KK-LC-1 is a CTA due to its absence of expression in normal tissues, except for the testis. However, it is expressed in cancers of multiple organs [7, 10]. Furthermore, in an earlier study, Fukuyama et al. clarified the specific phenomena at the basis of the correlation between KK-LC-1 expression and Hp infection. Additionally, we previously showed how KK-LC-1 expression was frequently detected at non-tumour sites of the stomach occurring GC [14, 16]. However, from these studies, it remained unclear whether KK-LC-1 was expressed in the stomach of patients who were not carrying a tumour and with Hp infection. In the present study, we proved that KK-LC-1 was frequently expressed in non-tumour sites of the GC stomach but infrequently in those of non-GC stomach (Fig. 1). Furthermore, we also proved that, while KK-LC-1 expression is correlated with Hp infection, it is not exclusively an indicator of Hp infection.

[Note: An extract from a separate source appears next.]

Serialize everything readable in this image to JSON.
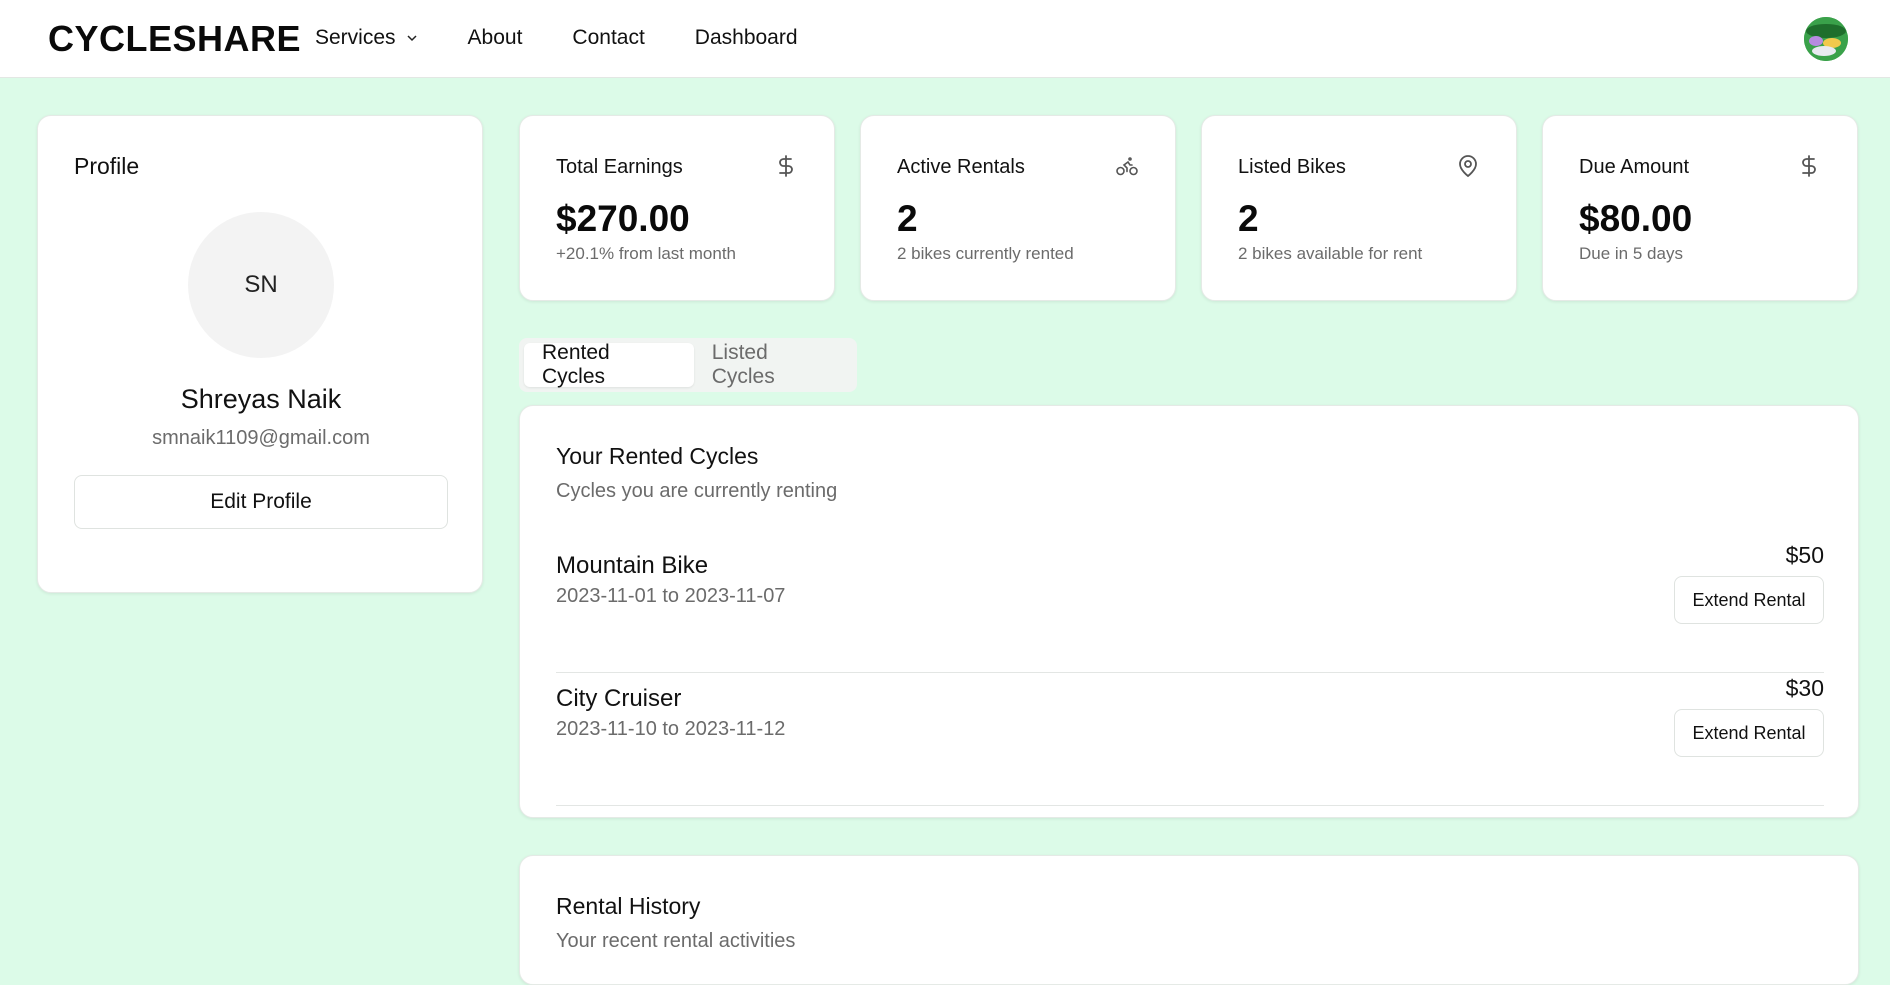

KK-LC-1’s expression might become a new indicator for measuring precancerous levels in the stomach. The difference of non-tumour site between GC and non-GC is the precancerous level. Of note, epigenetic alterations were known as precancerous level indicators. In an earlier study, Compare et al. reported that global hypomethylation of the gastric mucosa gradually advanced from Hp-negative gastritis to Hp-positive gastritis, Hp-positive chronic gastritis and gastric carcinoma . In contrast, Leodolter et al. showed that global hypomethylation occurred during the early stages of gastritis, regardless of Hp infection . KK-LC-1’s expression may help us understand whether the stomach is close to a malignant level, independently from the accumulation of genetic/epigenetic alterations.
KK-LC-1 was not detected at non-tumour sites of the stomachs of three GC patients. However, its expression was detected in tumour sites of the same patients. Such an issue may be resolved by sampling multiple mucosa sites from the lower corpus. Supplementary Figure S1 and results from our previous study show that KK-LC-1's expression rate in the lower corpus was of 68.1 and 66.1%, respectively .
We observed one non-GC patient whose non-tumour sites of the stomach expressed KK-LC-1; this patient was later diagnosed with GC. Specifically, following a first pathological observation of a biopsy, an adenoma was identified. However, the sympatric specimen of endoscopic submucosal dissection (ESD) has a diagnosis of adenocarcinoma in adenoma. On the biopsy, RUT was performed and its specimen, allopatric of ESD, expressed KK-LC-1. This phenomenon may indicate that detecting KK-LC-1 marks GC’s presence in the stomach’s allopatric sites.
Additionally, KK-LC-1 expression was observed in non-tumour sites of GC patients. Of note, GC patients undergoing mucosal resection (including ESD) more frequently presented with metachronous cancers from gastric remnants than during surgical resection. Such findings suggest that KK-LC-1 might represent a prediction marker of GC occurrence. Non-GC patients, in whom KK-LC-1 was detected, are under follow-up to identify possible GC development. However, all non-GC patients with KK-LC-1 received antibiotics against Hp. Therefore, genetic/epigenetic alterations caused by Hp will not accumulate, preventing GC from developing. Nonetheless, GC can occur following Hp eradication . In the event that, in the future, GC occurs in the seven non-GC patients with KK-LC-1, the latter might become a new predictive marker for GC.